The floors are sunken, cobwebs hang, 
And cracks creep; worms have fed upon 
The doors.<br> Yea, sprightlier times were then 
Than now, with harps and tabrets gone, 

Where once we rowed, where once we sailed, 
And damsels took the tiller, veiled 
Against too strong a stare (God wot 
Their fancy, then or anywhen!) 
Upon that shore we are clean forgot, 

We have lost somewhat of that, afar and near, 
The thinning of our ranks each year 
Affords a hint we are nigh undone, 
That shall not be ever again 
The marked of many, loved of one, 

In dance the polka hit our wish, 
The paced quadrille, the spry schottische, 
"Sir Roger.<br>"--And in opera spheres 
The "Girl" (the famed "Bohemian"), 
And "Trovatore" held the ears, 

This season's paintings do not please, 
Like Etty, Mulready, Maclise; 
Throbbing romance had waned and wanned; 
No wizard wields the witching pen 
Of Bulwer, Scott, Dumas, and Sand, 

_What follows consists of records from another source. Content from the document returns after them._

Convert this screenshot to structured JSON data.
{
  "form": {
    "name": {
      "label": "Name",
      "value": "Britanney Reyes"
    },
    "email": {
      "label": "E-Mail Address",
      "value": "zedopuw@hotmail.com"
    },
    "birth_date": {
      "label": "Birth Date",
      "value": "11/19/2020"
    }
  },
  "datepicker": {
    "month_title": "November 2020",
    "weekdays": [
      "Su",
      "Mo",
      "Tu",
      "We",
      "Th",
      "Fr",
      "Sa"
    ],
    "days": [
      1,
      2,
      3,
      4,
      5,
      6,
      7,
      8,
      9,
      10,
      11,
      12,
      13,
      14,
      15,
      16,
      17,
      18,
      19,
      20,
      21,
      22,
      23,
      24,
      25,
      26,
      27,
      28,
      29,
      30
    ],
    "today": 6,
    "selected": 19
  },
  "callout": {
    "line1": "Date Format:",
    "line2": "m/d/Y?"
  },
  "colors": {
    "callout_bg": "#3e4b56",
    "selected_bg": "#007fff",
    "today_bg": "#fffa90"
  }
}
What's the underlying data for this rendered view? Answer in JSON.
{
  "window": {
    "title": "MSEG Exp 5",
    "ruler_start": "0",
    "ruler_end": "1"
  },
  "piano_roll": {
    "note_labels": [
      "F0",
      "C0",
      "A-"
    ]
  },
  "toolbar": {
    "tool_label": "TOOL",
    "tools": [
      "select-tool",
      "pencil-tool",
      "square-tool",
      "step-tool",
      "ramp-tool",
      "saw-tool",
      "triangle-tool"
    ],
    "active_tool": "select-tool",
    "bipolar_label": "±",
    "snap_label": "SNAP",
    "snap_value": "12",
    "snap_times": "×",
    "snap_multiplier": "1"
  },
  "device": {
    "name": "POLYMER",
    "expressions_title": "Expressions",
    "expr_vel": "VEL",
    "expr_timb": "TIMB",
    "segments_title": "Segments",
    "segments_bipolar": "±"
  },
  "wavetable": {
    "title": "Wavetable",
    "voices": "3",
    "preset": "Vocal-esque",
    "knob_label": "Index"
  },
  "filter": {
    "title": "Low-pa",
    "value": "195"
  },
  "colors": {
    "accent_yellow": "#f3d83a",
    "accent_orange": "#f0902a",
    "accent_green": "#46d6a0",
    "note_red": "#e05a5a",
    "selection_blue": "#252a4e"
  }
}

The bower we shrined to Tennyson, 
Is roof-wrecked; damps there drip upon 
Sagged seats, the creeper-nails are rust, 
The spider is sole denizen; 
Even she who voiced those rhymes is dust, 

We who met sunrise sanguine-souled, 
Are wearing weary.<br> We are old; 
These younger press; we feel our rout 
Is imminent to A?des' den,-- 
That evening shades are stretching out, 

And yet, though ours be failing frames, 
So were some others' history names, 
Who trode their track light-limbed and fast 
As these youth, and not alien 
From enterprise, to their long last, 

Sophocles, Plato, Socrates, 
Pythagoras, Thucydides, 
Herodotus, and Homer,--yea, 
Clement, Augustin, Origen, 
Burnt brightlier towards their setting-day, 

And ye, red-lipped and smooth-browed; list, 
Much is there waits you we have missed; 
Much lore we leave you worth the knowing, 
Much, much has lain outside our ken; 
Nay, rush not: time serves: we are going,